Investigating authorities report that boating under the influence (BUI) was the cause of a July 4th jet ski accident by the Sanibel Causeway. An adult and two children, ages 4 and 10, were hurt in the crash, according to the Florida Fish and Wildlife Conservation Commission (FWC) and Lee County Sheriff’s Office. A 28-year-old man was arrested at the scene for BUI.
In 2018, there were over 48 thousand personal watercrafts (PWCs) registered in Lee County, 22.6 thousand registered in Collier County, and 22.9 thousand registered in Charlotte County.
Jet Skis are PWCs. By definition, PWCs are small vessels that use inboard jet drives as their primary source of propulsion, and they are designed to be operated by a person, or persons, sitting, standing or kneeling on the vessel, rather than inside the vessel. PWCs are subject to all the same laws and requirements of any other vessel, plus a few laws specific to them.
Florida law says that it is illegal to operate a vessel while impaired by alcohol or other drugs, and a vessel operator suspected of BUI must submit to a sobriety test and a physical or chemical test to determine blood-alcohol or breath-alcohol content. The same alcohol levels used for on-land vehicles apply to boats and other water vehicles.
FWC says, “All operators are responsible for operating their vessel in a reasonable and prudent manner with regard for other vessel traffic, posted restrictions, the presence of a divers-down flag and other circumstances so as not to endanger people outside of the vessel or property. Failure to do so is considered careless operation. Anyone who operates a vessel with willful disregard for the safety of persons or property will be cited for reckless operation (a first-degree misdemeanor).”
Mothers Against Drunk Driving (MADD) says that in 2015, a Kentucky victim of BUI spoke out about her experience with a BUI boat operator:
“When she was 13 years old, she was on a jet ski on Lake Herrington in Danville, Kentucky, when a bass boat, going over 60 miles an hour, ran into her, flipping the boat and landing on top of her. When Fish and Wildlife showed up on the scene and arrested the man, he was three times over the legal limit two hours later. The teen shattered her jaw, broke her neck and collarbone, shattered both femurs, and lacerated her liver. She was in a coma for 4 days, and the prognosis didn’t look good. When she woke up, she found that she had lost her right leg. Five years later, she is working to make BUI a bigger priority in her state of Kentucky.”
“We have seen the devastation caused by boating and driving under the influence of alcohol and/or drugs. Should you or a loved one be injured because of the negligence of another, please contact our experienced team. We are always available to assist,” said Fort Myers Boat Accident Attorney Randall Spivey of Spivey Law Firm, Personal Injury Attorneys, P.A.

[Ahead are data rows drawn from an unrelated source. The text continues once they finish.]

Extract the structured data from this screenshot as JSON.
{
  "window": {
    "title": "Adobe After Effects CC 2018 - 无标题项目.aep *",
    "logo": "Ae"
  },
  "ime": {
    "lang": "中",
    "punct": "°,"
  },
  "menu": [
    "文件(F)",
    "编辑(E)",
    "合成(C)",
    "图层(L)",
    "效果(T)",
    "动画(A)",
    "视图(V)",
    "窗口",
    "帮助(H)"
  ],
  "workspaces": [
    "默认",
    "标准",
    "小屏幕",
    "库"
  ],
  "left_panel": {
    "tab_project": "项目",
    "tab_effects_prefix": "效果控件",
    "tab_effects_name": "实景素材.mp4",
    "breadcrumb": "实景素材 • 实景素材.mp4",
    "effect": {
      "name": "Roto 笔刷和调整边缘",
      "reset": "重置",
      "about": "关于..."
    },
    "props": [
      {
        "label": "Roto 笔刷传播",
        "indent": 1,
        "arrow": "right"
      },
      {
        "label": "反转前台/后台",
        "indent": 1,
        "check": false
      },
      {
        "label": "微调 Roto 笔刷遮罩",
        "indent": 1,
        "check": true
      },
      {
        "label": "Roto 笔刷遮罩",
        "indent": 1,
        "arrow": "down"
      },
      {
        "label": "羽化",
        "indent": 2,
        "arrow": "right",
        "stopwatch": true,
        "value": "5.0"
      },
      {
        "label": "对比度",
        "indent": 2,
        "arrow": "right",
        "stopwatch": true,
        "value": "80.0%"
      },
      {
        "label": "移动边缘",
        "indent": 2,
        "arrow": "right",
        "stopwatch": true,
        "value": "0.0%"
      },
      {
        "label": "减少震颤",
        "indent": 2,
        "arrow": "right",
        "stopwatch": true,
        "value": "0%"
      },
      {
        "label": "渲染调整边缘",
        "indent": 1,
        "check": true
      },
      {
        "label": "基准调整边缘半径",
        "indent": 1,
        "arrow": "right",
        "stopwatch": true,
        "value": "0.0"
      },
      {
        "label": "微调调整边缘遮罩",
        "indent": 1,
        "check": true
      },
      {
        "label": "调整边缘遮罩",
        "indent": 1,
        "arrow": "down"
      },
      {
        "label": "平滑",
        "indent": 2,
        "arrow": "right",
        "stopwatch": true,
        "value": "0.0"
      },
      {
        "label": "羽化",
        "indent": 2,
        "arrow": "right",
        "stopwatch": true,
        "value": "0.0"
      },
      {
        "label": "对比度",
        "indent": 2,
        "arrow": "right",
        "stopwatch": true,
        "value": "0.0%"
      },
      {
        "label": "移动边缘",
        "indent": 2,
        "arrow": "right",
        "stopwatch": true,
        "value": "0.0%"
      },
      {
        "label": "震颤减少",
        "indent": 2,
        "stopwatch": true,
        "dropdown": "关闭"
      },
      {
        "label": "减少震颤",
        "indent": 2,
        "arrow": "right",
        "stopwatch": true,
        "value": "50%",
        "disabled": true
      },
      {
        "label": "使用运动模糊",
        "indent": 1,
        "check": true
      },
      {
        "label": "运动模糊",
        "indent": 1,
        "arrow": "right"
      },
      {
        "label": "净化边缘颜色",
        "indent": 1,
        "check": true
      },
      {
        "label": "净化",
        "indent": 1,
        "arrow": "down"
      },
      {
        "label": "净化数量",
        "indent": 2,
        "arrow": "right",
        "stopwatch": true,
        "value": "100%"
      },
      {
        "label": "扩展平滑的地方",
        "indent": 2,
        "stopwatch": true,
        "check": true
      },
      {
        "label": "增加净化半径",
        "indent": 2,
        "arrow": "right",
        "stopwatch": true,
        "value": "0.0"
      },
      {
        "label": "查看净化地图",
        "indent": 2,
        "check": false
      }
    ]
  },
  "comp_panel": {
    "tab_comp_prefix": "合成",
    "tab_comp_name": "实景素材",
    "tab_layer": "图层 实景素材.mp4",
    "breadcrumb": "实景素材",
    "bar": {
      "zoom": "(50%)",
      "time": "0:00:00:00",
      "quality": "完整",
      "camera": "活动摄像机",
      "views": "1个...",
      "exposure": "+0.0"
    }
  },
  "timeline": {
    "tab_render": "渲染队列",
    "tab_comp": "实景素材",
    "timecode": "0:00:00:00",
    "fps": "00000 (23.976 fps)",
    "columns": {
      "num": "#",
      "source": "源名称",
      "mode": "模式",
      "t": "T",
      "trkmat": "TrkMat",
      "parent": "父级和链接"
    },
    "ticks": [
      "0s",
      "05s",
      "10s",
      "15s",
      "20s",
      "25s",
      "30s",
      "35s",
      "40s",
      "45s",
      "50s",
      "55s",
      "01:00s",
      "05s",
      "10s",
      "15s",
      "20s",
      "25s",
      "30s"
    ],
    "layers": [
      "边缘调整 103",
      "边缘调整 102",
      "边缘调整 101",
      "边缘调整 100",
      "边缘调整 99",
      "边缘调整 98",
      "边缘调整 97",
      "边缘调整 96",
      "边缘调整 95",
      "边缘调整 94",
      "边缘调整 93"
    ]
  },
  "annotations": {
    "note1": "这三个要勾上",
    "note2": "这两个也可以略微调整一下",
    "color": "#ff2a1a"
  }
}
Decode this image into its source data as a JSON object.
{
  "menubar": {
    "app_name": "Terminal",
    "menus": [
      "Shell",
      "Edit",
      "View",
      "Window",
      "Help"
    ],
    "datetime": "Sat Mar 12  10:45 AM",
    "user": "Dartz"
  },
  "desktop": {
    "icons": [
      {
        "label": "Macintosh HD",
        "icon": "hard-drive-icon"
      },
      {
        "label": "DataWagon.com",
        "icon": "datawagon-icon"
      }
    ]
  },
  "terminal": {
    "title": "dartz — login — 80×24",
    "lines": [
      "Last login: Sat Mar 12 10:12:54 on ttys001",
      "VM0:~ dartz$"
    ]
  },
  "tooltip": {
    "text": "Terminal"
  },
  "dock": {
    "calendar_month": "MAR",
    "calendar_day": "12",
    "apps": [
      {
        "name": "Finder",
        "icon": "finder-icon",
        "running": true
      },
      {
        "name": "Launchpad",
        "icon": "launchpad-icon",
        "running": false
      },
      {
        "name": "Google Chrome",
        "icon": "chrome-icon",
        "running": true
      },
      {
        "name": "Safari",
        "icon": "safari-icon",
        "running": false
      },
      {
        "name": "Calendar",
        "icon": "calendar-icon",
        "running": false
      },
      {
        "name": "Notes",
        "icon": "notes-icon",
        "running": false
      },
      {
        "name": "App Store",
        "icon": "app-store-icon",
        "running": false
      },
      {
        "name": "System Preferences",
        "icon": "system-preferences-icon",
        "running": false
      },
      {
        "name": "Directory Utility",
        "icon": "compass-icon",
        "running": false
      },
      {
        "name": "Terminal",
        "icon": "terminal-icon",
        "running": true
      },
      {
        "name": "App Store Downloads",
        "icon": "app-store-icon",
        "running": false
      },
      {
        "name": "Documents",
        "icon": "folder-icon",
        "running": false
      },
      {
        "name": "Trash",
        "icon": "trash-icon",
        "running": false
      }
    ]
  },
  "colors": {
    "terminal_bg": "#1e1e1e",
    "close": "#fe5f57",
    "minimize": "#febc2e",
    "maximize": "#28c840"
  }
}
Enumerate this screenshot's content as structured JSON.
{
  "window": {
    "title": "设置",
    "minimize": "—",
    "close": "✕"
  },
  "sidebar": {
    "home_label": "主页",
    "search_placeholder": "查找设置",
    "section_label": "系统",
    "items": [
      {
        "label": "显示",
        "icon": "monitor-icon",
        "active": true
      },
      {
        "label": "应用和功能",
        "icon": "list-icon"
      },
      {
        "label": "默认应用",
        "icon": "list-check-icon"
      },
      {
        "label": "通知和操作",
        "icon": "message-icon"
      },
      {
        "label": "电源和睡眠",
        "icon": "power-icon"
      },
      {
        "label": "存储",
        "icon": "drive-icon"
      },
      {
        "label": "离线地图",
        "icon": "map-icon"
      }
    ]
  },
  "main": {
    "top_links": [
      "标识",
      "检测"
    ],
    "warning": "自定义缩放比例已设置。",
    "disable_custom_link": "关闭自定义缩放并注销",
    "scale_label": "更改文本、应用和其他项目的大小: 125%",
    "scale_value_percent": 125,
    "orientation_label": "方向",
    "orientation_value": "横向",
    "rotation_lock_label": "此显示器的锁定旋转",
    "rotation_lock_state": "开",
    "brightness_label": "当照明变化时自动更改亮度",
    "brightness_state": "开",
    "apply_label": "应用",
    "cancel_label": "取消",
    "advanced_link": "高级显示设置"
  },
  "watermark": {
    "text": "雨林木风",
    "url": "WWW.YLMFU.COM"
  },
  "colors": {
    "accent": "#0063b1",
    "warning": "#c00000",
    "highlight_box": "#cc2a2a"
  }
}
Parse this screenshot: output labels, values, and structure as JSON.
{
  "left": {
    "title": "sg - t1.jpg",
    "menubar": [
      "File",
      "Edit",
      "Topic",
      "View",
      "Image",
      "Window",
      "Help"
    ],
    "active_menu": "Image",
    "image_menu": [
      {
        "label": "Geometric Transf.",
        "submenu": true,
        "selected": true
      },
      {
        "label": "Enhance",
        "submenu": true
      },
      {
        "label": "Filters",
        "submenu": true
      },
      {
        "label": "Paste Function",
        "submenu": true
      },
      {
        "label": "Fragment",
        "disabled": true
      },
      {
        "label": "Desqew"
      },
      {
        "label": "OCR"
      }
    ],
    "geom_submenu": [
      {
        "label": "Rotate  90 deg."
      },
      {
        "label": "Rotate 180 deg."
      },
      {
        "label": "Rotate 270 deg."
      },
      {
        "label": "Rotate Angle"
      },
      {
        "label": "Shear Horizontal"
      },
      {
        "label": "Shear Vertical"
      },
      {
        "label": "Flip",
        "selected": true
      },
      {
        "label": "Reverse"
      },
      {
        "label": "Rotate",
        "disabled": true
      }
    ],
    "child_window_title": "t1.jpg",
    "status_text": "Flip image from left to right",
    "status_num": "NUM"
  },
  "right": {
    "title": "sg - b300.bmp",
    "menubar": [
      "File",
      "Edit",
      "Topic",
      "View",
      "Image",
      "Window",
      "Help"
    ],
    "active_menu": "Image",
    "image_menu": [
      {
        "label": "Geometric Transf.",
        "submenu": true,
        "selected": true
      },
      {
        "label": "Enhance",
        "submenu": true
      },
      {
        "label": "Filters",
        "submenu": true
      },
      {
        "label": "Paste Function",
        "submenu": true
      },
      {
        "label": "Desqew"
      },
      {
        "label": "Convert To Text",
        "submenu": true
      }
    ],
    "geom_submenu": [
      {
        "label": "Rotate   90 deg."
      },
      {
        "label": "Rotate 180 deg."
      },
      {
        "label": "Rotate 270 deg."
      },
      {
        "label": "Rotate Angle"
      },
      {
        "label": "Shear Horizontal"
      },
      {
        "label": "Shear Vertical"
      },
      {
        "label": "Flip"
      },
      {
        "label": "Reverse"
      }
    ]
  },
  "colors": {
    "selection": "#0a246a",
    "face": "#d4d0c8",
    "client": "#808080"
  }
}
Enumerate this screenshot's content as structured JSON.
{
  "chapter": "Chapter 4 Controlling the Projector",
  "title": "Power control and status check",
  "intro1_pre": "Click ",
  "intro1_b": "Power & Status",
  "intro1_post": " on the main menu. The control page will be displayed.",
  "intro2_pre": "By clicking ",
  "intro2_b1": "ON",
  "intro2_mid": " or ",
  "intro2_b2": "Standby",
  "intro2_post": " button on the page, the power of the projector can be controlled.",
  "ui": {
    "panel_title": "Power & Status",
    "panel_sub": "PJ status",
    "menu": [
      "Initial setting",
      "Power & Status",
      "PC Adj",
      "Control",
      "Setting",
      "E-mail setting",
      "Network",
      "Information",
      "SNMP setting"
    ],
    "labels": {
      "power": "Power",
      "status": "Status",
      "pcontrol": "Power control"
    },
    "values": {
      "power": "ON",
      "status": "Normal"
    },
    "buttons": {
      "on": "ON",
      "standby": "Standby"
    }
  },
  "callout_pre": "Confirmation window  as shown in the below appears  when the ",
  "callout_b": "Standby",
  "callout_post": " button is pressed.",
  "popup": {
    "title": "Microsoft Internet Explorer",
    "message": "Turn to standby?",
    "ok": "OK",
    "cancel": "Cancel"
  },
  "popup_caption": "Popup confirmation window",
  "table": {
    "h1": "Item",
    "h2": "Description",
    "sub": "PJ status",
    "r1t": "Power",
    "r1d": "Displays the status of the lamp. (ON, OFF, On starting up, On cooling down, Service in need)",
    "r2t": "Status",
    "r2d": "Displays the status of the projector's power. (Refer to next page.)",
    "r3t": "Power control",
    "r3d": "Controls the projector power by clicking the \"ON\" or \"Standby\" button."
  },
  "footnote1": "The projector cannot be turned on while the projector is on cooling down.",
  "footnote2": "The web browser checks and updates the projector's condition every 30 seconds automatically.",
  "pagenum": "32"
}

Fort Myers Boat Accident Attorney, Randall L. Spivey is a Board Certified Trial Attorney – the highest recognition for competence bestowed by the Florida Bar and a distinction earned by just one (1%) percent of Florida attorneys. He has handled over 2,000 personal injury and wrongful death cases throughout Florida. For a free and confidential consultation to discuss your legal rights, contact the Spivey Law Firm, Personal Injury Attorneys, P.A., in Lee County at 239.337.7483 or toll free at 1.888.477.4839,or by email to Randall@SpiveyLaw.com. Visit SpiveyLaw.com for more information. You can contact Spivey Law Firm, Personal Injury Attorneys, P.A.in Charlotte County at 941.764.7748 and in Collier County 239.793.7748.